Each of the 13 students who participate in the 2023-2024 seminar undertook a reporting project of their own topic choice, with the results shedding light on a range of focus areas and locations, including Japan’s custody laws, Sudanese refugees in Egypt, LGBTQIA+ communities in Utah, the abortion movement and politics in rural Ohio, and financial consequences of extensive storms in the Caribbean.

While Hanes worked directly with the students during the seminar, other journalists joined the session to provide details on their reporting, writing, and editing process as well as their experience with multimedia. Jessica Piskho, an attorney turned journalist, spoke of her Pulitzer Center-supported project on sheriffs. Photographer Brandi Morin, an award-winning Cree/Iroquois/French journalist, shared her expertise in reporting on injustice, the environment, tradition, and resilience from an Indigenous perspective.

For the final seminar session, Sara Miller Llana joined Hanes to speak about their Christian Science Monitor multi-part climate series, The Climate Generation. Via Zoom, they brought in their editor, Clara Germani, to give the students insights into the editing process.

Pulitzer Center staff members Ann Peters and Mikaela Schmitt lent their support during the sessions.

Vivian Hoang shared how the Sharp Seminar exposed her to new ways of thinking.

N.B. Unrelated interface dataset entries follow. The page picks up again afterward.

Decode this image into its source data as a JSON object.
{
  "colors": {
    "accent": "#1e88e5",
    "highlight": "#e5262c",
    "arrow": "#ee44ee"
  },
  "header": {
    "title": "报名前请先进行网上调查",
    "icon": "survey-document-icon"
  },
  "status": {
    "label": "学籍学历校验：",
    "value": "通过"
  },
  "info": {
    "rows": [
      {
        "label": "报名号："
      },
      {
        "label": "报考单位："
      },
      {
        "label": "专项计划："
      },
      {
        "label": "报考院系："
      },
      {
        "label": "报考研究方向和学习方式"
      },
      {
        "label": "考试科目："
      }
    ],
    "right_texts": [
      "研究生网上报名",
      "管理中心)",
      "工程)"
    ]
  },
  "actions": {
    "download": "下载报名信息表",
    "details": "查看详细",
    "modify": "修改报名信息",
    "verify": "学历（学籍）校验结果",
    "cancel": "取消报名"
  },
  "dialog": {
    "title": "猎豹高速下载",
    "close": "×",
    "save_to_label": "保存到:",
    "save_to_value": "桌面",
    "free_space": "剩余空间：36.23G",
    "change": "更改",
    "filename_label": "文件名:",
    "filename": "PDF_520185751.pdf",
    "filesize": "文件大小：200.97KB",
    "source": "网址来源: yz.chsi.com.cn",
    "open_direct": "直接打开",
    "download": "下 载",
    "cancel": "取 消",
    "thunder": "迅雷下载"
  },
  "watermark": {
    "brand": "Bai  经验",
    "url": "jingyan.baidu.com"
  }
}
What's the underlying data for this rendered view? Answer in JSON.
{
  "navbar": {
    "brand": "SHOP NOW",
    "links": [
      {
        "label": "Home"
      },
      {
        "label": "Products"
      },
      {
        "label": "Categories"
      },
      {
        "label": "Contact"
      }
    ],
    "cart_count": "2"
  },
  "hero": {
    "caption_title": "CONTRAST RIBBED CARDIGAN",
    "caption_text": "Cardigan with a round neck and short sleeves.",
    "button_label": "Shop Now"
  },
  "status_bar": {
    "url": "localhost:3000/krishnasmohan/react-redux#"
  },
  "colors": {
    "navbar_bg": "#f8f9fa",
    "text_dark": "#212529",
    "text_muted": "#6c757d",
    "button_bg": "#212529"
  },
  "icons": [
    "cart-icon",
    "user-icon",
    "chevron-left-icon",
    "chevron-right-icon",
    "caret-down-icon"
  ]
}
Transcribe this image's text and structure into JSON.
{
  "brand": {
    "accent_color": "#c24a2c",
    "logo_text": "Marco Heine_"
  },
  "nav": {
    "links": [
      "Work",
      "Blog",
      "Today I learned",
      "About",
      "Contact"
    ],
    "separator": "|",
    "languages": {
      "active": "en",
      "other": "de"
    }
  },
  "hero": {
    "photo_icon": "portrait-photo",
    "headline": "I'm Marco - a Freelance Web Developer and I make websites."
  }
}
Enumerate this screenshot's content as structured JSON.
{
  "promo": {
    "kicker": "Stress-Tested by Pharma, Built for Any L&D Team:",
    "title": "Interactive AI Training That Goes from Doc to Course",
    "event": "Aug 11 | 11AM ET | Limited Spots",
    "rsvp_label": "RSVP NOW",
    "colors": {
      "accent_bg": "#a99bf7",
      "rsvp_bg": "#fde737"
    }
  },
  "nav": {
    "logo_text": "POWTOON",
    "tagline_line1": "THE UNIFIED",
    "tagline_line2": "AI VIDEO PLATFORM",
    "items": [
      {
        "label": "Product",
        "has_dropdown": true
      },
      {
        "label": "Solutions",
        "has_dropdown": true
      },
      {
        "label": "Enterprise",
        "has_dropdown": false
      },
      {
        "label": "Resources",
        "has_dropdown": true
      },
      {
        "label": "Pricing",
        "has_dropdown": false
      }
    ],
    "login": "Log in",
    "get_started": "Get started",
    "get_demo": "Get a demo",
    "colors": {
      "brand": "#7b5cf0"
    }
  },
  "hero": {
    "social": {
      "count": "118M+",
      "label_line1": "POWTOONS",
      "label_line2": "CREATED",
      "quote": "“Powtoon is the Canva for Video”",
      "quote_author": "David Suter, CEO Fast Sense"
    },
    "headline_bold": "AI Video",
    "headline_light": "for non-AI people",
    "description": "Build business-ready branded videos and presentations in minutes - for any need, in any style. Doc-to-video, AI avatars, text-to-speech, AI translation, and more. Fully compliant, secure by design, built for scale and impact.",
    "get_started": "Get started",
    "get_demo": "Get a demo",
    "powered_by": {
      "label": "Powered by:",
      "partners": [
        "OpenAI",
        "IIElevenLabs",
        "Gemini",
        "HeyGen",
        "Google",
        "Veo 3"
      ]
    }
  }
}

Her reporting took her to Philadelphia, where she examined how a proposed basketball arena threatened to displace residents and businesses in the city’s historic Chinatown. 

“I went on an in-depth walking tour with two local activists and interviewed local business owners, all of whom added the very necessary human emotion and color to my story as I sought to uplift and portray their full stories,” Hoang said. “The fabric of my story would not have been complete without directly going to their community, hearing their voices, and seeing the places they lived and worked.”